Johnathan Irwin


Buckle your seatbelts

Cars From Coast To Coast

The saying goes that variety is the spice of life. In this game, that's definitely something that is taken to heart. In both environment and car selection, there is a large variety and while there could definitely be more vehicles, by no means do I feel that the car count is low. It's just that several other racing games have much higher counts. Sitting somewhere in the mid 40 count (keeping in mind I have the two included with the Season Pass purchase) there is a lot of variety consisting of mostly USA and European made vehicles with the only Asian vehicles I've seen making an appearance being two from Nissan.

From classics to modern day heavy hitters and plenty in between, there is no shortage of options. I just wish there were more. Chalk it up to greed, or the need for speed, but more would be nice. A nice cherry on top of the vehicle variety is the amount of customization available for vehicles, both cosmetic and practical. The only thing more I could ask for on the customization side of things would be vinyl designs or custom license plates that would help player rides stand out further.

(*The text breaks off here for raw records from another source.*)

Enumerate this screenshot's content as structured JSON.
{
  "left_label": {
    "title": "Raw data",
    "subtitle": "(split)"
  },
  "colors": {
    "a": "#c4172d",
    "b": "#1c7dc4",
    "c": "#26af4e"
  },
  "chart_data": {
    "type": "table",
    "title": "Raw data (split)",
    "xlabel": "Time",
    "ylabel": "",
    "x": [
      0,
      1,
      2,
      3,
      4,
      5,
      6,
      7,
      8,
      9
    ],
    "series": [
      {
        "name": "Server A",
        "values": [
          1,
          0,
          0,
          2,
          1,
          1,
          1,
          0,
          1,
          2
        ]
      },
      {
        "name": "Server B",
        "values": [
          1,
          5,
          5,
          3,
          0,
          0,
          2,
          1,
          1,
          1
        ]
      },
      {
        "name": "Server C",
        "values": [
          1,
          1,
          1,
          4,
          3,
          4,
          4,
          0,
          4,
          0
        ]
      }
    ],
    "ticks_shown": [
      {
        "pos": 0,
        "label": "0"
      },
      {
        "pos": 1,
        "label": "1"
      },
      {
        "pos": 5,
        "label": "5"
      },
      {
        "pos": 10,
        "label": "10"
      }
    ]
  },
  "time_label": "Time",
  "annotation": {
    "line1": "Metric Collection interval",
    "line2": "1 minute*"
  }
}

Once you're out on the open road, you'll experience much of what this version of the USA has to offer. Whether you're speeding through the autumn colored woods of Maine, the bustling streets of New York City, or venturing out west into the Rocky Mountains or the desert surrounding Las Vegas, there's a lot going on. The level of detail is quite nice for such a large game, but sometimes it's nice to slow down and just take in the sights. As previously mentioned, it's a heavily condensed version of the USA and it's noticeable by the absence of some major cities mostly in the midwest and southern regions. Still, the twelve major cities offered and the small towns dotted around the map are more than enough to make the world feel lived in and not just an open space with empty roadways.

Blacktop Rolling

The controls are something I think are indeed worth mentioning in a racing game, and The Crew is no exception. You're either going to love them, or hate them. Plain and simple. If you're willing to adapt to the small learning curve, then you're going to find a game where car handling lies somewhere between the arcade fantasy and the professional racing simulators. Personally, I loved this approach to the handling as it makes the game overall more accessible to a wider audience. Sharp turns at high speeds are still feasible without being too easy to pull off, acceleration and braking both have the sense of added weight to the vehicles, and I haven't played a racing game yet with drifting as fun as in The Crew.

That being said, there are some things I think could improve the overall handling as far as controls go. The game excels when you're playing with a controller, but with a keyboard and mouse it's... not awful, but it's not great. There's a feeling of siginificantly less precision in maneuvering when using a keyboard and mouse. I can't stress enough that it definitely feels like this game was meant to be played with a controller. So if you don't have a controller, be prepared to either buy one or simply grin and bear it if you try to play without one.

A Slightly Bumpy Finish

For as much as I enjoyed the game, there are still some major flaws that could have been easily avoided. The game starts off trying to convince you that there's a story worth mentioning. Don't get your hopes up, because the story is both nonsense and awkwardly paced and only gets worse as the game goes along. The music is also not really anything to write home about, as very few tracks actually fit the racing theme. Taking the good and weighing it against the few negatives or things I would've changed or added, The Crew carves a name for itself amongst the ranks of long standing racing series with one quick motion.


fun score


Large variety of cars and customization options, massive and interesting world to traverse, never a lack of player or AI interaction, intense racing overall


Though an "MMO" players are limited to 8 per proximity limit, keyboard and mouse controls are somewhat sluggish, music doesn't fit, story is just awful